Making content count

Zahara Kanchwalla
3 min readMar 18, 2021

This article was originally published on Financial Express.

In 2021, content will be the backbone of digital success.

As 2020 became the year of ‘virtual everything’, leaders and brands bolstered their digital content to build and maintain relationships with stakeholders. We saw an unprecedented acceleration in digitalisation, e-commerce and remote working. Businesses navigated the cycle of reset, restoration and recovery; as did their content narratives, underpinned by shifts in the market, customer preferences, economic landscape and societal needs.

In 2021, amid the continuing uncertainty, leveraging content to create value is imperative. I see individual leaders and corporate brands increasing their investments in digital assets and social media content as per the following trends:

Increased C-level communication on social media

90% of financial readers and 80% of employees expect to hear from a CEO on social media during a crisis, according to Brunswick’s Connected Leadership research.
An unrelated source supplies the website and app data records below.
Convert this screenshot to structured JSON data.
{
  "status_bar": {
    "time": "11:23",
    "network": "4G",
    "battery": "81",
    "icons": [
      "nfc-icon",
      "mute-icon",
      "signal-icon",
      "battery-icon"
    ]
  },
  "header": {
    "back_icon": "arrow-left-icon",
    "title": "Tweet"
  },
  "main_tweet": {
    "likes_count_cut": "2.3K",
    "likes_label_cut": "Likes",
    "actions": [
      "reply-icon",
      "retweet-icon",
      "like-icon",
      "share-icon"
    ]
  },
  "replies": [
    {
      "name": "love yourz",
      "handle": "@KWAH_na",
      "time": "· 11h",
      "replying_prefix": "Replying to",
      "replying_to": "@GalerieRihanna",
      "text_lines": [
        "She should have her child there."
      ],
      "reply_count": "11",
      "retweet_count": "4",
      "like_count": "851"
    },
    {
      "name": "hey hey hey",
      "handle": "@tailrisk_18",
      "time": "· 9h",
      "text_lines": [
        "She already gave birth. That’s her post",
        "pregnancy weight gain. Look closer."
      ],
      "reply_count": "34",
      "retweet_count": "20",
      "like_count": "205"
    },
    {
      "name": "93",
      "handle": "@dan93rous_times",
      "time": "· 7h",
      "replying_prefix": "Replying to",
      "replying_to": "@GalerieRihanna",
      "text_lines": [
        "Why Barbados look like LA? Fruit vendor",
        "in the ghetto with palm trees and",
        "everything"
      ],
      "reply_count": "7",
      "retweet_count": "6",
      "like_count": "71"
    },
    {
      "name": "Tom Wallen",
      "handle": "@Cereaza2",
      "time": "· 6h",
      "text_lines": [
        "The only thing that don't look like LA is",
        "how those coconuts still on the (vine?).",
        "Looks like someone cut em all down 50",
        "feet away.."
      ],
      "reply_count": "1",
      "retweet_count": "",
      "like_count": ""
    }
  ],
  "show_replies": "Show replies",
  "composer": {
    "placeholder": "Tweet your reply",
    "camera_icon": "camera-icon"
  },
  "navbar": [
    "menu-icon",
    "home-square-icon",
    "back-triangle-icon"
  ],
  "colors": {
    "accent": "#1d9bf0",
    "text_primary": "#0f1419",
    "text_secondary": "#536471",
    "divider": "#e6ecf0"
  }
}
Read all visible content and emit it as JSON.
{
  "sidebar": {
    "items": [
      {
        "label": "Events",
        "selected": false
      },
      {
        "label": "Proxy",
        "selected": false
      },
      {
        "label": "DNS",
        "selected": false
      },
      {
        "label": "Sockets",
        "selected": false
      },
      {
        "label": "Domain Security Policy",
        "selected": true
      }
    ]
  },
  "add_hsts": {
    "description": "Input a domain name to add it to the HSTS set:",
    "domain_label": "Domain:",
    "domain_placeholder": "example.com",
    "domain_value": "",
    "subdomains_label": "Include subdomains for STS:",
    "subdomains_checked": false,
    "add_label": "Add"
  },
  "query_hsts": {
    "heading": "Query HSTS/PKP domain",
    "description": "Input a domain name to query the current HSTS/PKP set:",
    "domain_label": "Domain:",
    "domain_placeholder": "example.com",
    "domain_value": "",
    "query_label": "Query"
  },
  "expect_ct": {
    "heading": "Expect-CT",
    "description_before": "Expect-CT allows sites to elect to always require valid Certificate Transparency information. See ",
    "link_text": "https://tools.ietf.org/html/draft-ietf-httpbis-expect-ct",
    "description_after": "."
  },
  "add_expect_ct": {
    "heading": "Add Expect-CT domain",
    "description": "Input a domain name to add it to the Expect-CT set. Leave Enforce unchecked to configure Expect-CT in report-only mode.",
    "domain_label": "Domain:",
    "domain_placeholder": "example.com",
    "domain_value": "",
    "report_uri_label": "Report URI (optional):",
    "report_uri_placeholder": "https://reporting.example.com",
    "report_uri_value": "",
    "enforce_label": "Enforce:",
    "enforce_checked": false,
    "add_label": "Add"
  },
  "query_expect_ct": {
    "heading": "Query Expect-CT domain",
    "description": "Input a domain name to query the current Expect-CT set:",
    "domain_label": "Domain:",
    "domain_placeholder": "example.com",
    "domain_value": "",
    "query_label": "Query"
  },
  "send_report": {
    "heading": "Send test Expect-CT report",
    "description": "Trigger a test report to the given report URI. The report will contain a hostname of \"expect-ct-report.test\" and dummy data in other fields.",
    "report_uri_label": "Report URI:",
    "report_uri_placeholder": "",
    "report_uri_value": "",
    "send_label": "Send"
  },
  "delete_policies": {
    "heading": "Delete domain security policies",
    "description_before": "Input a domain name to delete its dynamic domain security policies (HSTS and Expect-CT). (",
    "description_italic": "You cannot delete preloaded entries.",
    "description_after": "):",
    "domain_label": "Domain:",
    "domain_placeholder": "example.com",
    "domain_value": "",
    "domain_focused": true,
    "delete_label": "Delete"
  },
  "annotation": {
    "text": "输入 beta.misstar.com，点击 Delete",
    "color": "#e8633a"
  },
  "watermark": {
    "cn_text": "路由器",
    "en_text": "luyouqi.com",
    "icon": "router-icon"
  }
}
Different stakeholders have different expectations of CXOs. Customers expect the same service remotely. Employees want reassurance as they work in isolation from home; shareholders seek performance. C-level leaders stepped up their internal and external communication, including social media advocacy, during the pandemic. A prominent example is that of Goldman Sachs’ chairman & CEO leveraging LinkedIn to inform, inspire and influence others about safety and health, supporting frontline workers, adjusting to the new normal and the importance of mental health. Messages around prioritising workforce well-being led to increased productivity, innovation, and work-life balance.

Renewed focus on authenticity

With more businesses investing in digital content, there is more noise out there than ever. This clearly brings the focus on authenticity and thought leadership. Being real in your conversations and concerns is the key to engage stakeholders. Authenticity can help cut through the noise quickly in a cluttered space. If your content is genuine and relatable, readers trust you, value your advice, and buy your products and services. The right tone for these times is authentic, not opportunistic. Customers do not like being pushed with salesy content when looking for answers. Focus on sharing real experiences, reporting on facts, and giving insights and knowledge to benefit and educate your audiences. Brands such as PepsiCo, Unilever and Nestle shared impact stories and educational Covid-19 resources with audiences.

Being open about vulnerabilities

2020 saw more leaders embrace vulnerability openly. More people engaged in calls and webinars, with their children and pets playing in the background. Many shared their own challenges of working remotely. Leaders grounded in reality fuelled more robust relationships and performance. For instance, one of the LinkedIn Top Voices 2020, Radhika Gupta, MD and CEO, Edelweiss AMC, shared her innermost thoughts and feelings with experiences from her journey and tough realities, like job loss, that leaders often don’t talk openly about.

Leaders were okay with not having all the answers. They were okay with not being okay. Probably it was the unprecedented and universal nature of the crisis that made leaders open to being publicly vulnerable.

Finding a useful pivot

In an unpredictable environment, the outlook and perspectives that different organisations took, shaped conversations. Brands that found a positive, useful pivot to craft helpful content, created an impact. Brands that chose not to feed fear, by focussing on connections not isolation, on hope not speculation, on compassion not differences, emerged winners. Examples like Nike’s Play inside, play for the world and Lego’s #BeAHero campaigns stood out.

Focussing on real stories

Whether it was to motivate employees, build confidence or demonstrate ESG-driven conduct, discovering untold stories from stakeholder experiences required brands to dig deep internally. Stories of simple acts of kindness from employees, of leveraging technology to thrive, or supporting communities — true stories went a long way in reinforcing trust. Personal observations and stories of hope, fostering new connections virtually and receiving care and compassion made for powerful content.



Zahara Kanchwalla

Zahara is the Co-founder & COO at Rite KnowledgeLabs. Passionate about Thought-leadership Content, Communication and Customer Engagement.